Secular Humanism is the next belief system critiqued. Among the things of interest in this portion is the brief review of humanism's historical development. As with the other belief systems covered, the basic tenets of Secular Humanism are provided and then evaluated. Examinations of religious neutrality, the objectivity of truth, and naturalistic criticisms of miracles are all included. The chapter concludes with a nice statement of the theistic Transcendental Argument. Roughly, this shows that, of the three explanations of the universe's existence, only the Necessary Deity hypothesis is adequate. The truth of this contention obviously falsifies secular humanism.
Baha'ism is covered in chapter five. This faith seems less popular than Mormonism and the others, but it is a considerable movement. Dr. Beckwith does a masterful job of highlighting this tradition's logical errors. For one, he explains why the Bahai affirmation of the unity of religions is either devoid of content or question-begging. Likewise, the incoherence of the Bahai creation account is demonstrated, along with several other problems. Readers are also presented a short glance at Bahai's historical roots.

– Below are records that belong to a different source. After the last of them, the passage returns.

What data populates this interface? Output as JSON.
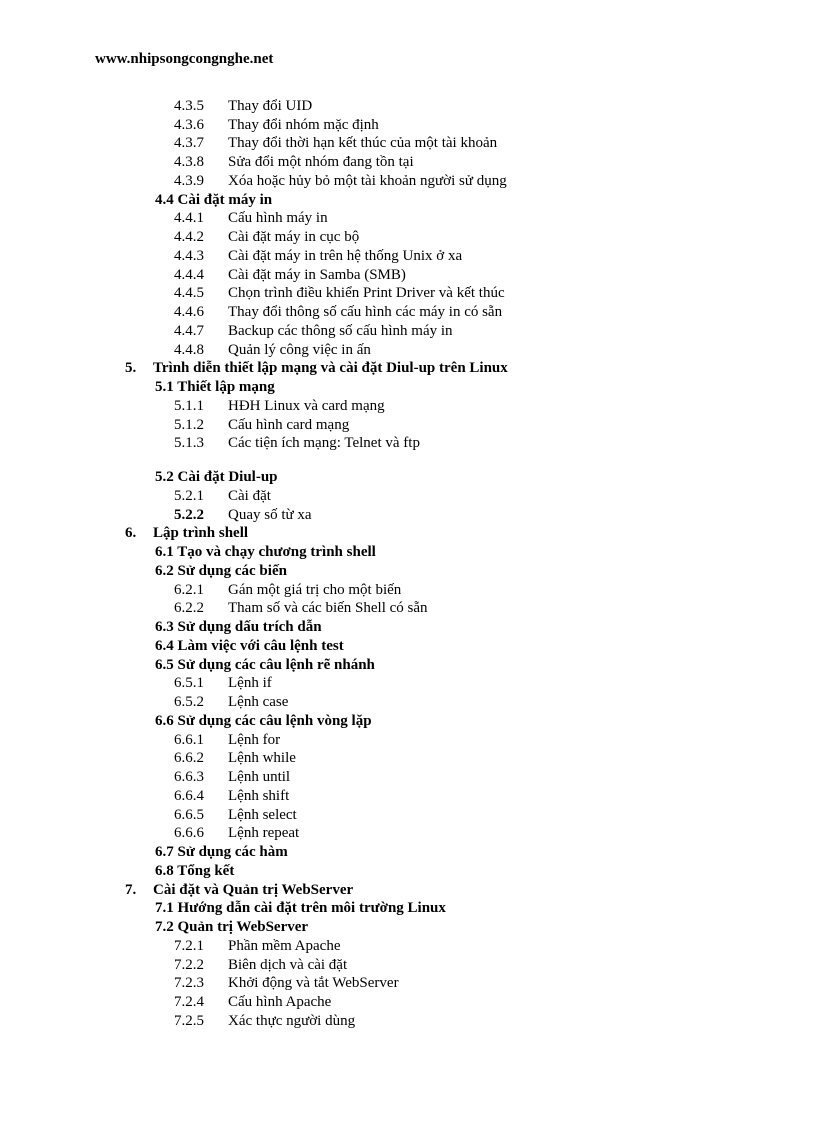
{
  "header": "www.nhipsongcongnghe.net",
  "toc": [
    {
      "type": "sub",
      "num": "4.3.5",
      "text": "Thay đổi UID"
    },
    {
      "type": "sub",
      "num": "4.3.6",
      "text": "Thay đổi nhóm mặc định"
    },
    {
      "type": "sub",
      "num": "4.3.7",
      "text": "Thay đổi thời hạn kết thúc của một tài khoản"
    },
    {
      "type": "sub",
      "num": "4.3.8",
      "text": "Sửa đổi một nhóm đang tồn tại"
    },
    {
      "type": "sub",
      "num": "4.3.9",
      "text": "Xóa hoặc hủy bỏ một tài khoản người sử dụng"
    },
    {
      "type": "sec",
      "text": "4.4 Cài đặt máy in"
    },
    {
      "type": "sub",
      "num": "4.4.1",
      "text": "Cấu hình máy in"
    },
    {
      "type": "sub",
      "num": "4.4.2",
      "text": "Cài đặt máy in cục bộ"
    },
    {
      "type": "sub",
      "num": "4.4.3",
      "text": "Cài đặt máy in trên hệ thống Unix ở xa"
    },
    {
      "type": "sub",
      "num": "4.4.4",
      "text": "Cài đặt máy in Samba (SMB)"
    },
    {
      "type": "sub",
      "num": "4.4.5",
      "text": "Chọn trình điều khiển Print Driver và kết thúc"
    },
    {
      "type": "sub",
      "num": "4.4.6",
      "text": "Thay đổi thông số cấu hình các máy in có sẵn"
    },
    {
      "type": "sub",
      "num": "4.4.7",
      "text": "Backup các thông số cấu hình máy in"
    },
    {
      "type": "sub",
      "num": "4.4.8",
      "text": "Quản lý công việc in ấn"
    },
    {
      "type": "chapter",
      "num": "5.",
      "text": "Trình diễn thiết lập mạng và cài đặt Diul-up trên Linux"
    },
    {
      "type": "sec",
      "text": "5.1 Thiết lập mạng"
    },
    {
      "type": "sub",
      "num": "5.1.1",
      "text": "HĐH Linux và card mạng"
    },
    {
      "type": "sub",
      "num": "5.1.2",
      "text": "Cấu hình card mạng"
    },
    {
      "type": "sub",
      "num": "5.1.3",
      "text": "Các tiện ích mạng: Telnet và ftp"
    },
    {
      "type": "gap"
    },
    {
      "type": "sec",
      "text": "5.2 Cài đặt Diul-up"
    },
    {
      "type": "sub",
      "num": "5.2.1",
      "text": "Cài đặt"
    },
    {
      "type": "sub",
      "num": "5.2.2",
      "bold": true,
      "text": "Quay số từ xa"
    },
    {
      "type": "chapter",
      "num": "6.",
      "text": "Lập trình shell"
    },
    {
      "type": "sec",
      "text": "6.1 Tạo và chạy chương trình shell"
    },
    {
      "type": "sec",
      "text": "6.2 Sử dụng các biến"
    },
    {
      "type": "sub",
      "num": "6.2.1",
      "text": "Gán một giá trị cho một biến"
    },
    {
      "type": "sub",
      "num": "6.2.2",
      "text": "Tham số và các biến Shell có sẵn"
    },
    {
      "type": "sec",
      "text": "6.3 Sử dụng dấu trích dẫn"
    },
    {
      "type": "sec",
      "text": "6.4 Làm việc với câu lệnh test"
    },
    {
      "type": "sec",
      "text": "6.5 Sử dụng các câu lệnh rẽ nhánh"
    },
    {
      "type": "sub",
      "num": "6.5.1",
      "text": "Lệnh if"
    },
    {
      "type": "sub",
      "num": "6.5.2",
      "text": "Lệnh case"
    },
    {
      "type": "sec",
      "text": "6.6 Sử dụng các câu lệnh vòng lặp"
    },
    {
      "type": "sub",
      "num": "6.6.1",
      "text": "Lệnh for"
    },
    {
      "type": "sub",
      "num": "6.6.2",
      "text": "Lệnh while"
    },
    {
      "type": "sub",
      "num": "6.6.3",
      "text": "Lệnh until"
    },
    {
      "type": "sub",
      "num": "6.6.4",
      "text": "Lệnh shift"
    },
    {
      "type": "sub",
      "num": "6.6.5",
      "text": "Lệnh select"
    },
    {
      "type": "sub",
      "num": "6.6.6",
      "text": "Lệnh repeat"
    },
    {
      "type": "sec",
      "text": "6.7 Sử dụng các hàm"
    },
    {
      "type": "sec",
      "text": "6.8 Tổng kết"
    },
    {
      "type": "chapter",
      "num": "7.",
      "text": "Cài đặt và Quản trị WebServer"
    },
    {
      "type": "sec",
      "text": "7.1 Hướng dẫn cài đặt trên môi trường Linux"
    },
    {
      "type": "sec",
      "text": "7.2 Quản trị WebServer"
    },
    {
      "type": "sub",
      "num": "7.2.1",
      "text": "Phần mềm Apache"
    },
    {
      "type": "sub",
      "num": "7.2.2",
      "text": "Biên dịch và cài đặt"
    },
    {
      "type": "sub",
      "num": "7.2.3",
      "text": "Khởi động và tắt WebServer"
    },
    {
      "type": "sub",
      "num": "7.2.4",
      "text": "Cấu hình Apache"
    },
    {
      "type": "sub",
      "num": "7.2.5",
      "text": "Xác thực người dùng"
    }
  ]
}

The final chapter takes on New Age belief. Three main aspects of this worldview are interacted with: pantheism, relativism (both epistemological and moral) and reincarnation. Myriad philosophical errors are found in all of these. Also, the typical New Age rejection of logic is shown implausible.
STGF ends with six appendices all dealing with several relevant issues. Appendix D sets forth reasons why classical theism is, in fact, biblical. And the first appendix presents an interesting argument for Christ's deity. These various considerations nicely bring the book to a close. One other positive aspect of the book is the large number of bibliographical references and citations given. Those interested in further research can easily find the necessary scholarly resources here.
Clearly, STGF is a treasure for Christians interested in defending their faith against rival religious systems. It provides a nice introduction to critical thinking and uses these tools to show why these four specific faiths fail compared to Christianity. The argumentation used is both respectful and forceful throughout. Anyone interested in these topics ought to seriously consider acquiring this volume.
One of the Best Phylosophical approaches Jul 7, 2000
I read a LOT of Appologetic books. This one takes the cake! Definitely one of the best I read! The first chapter teaches you to think critically - not many do that. The 2nd is the Classical Christian view. Then it address the 4 rivals systematically. Highly recommended and life changing.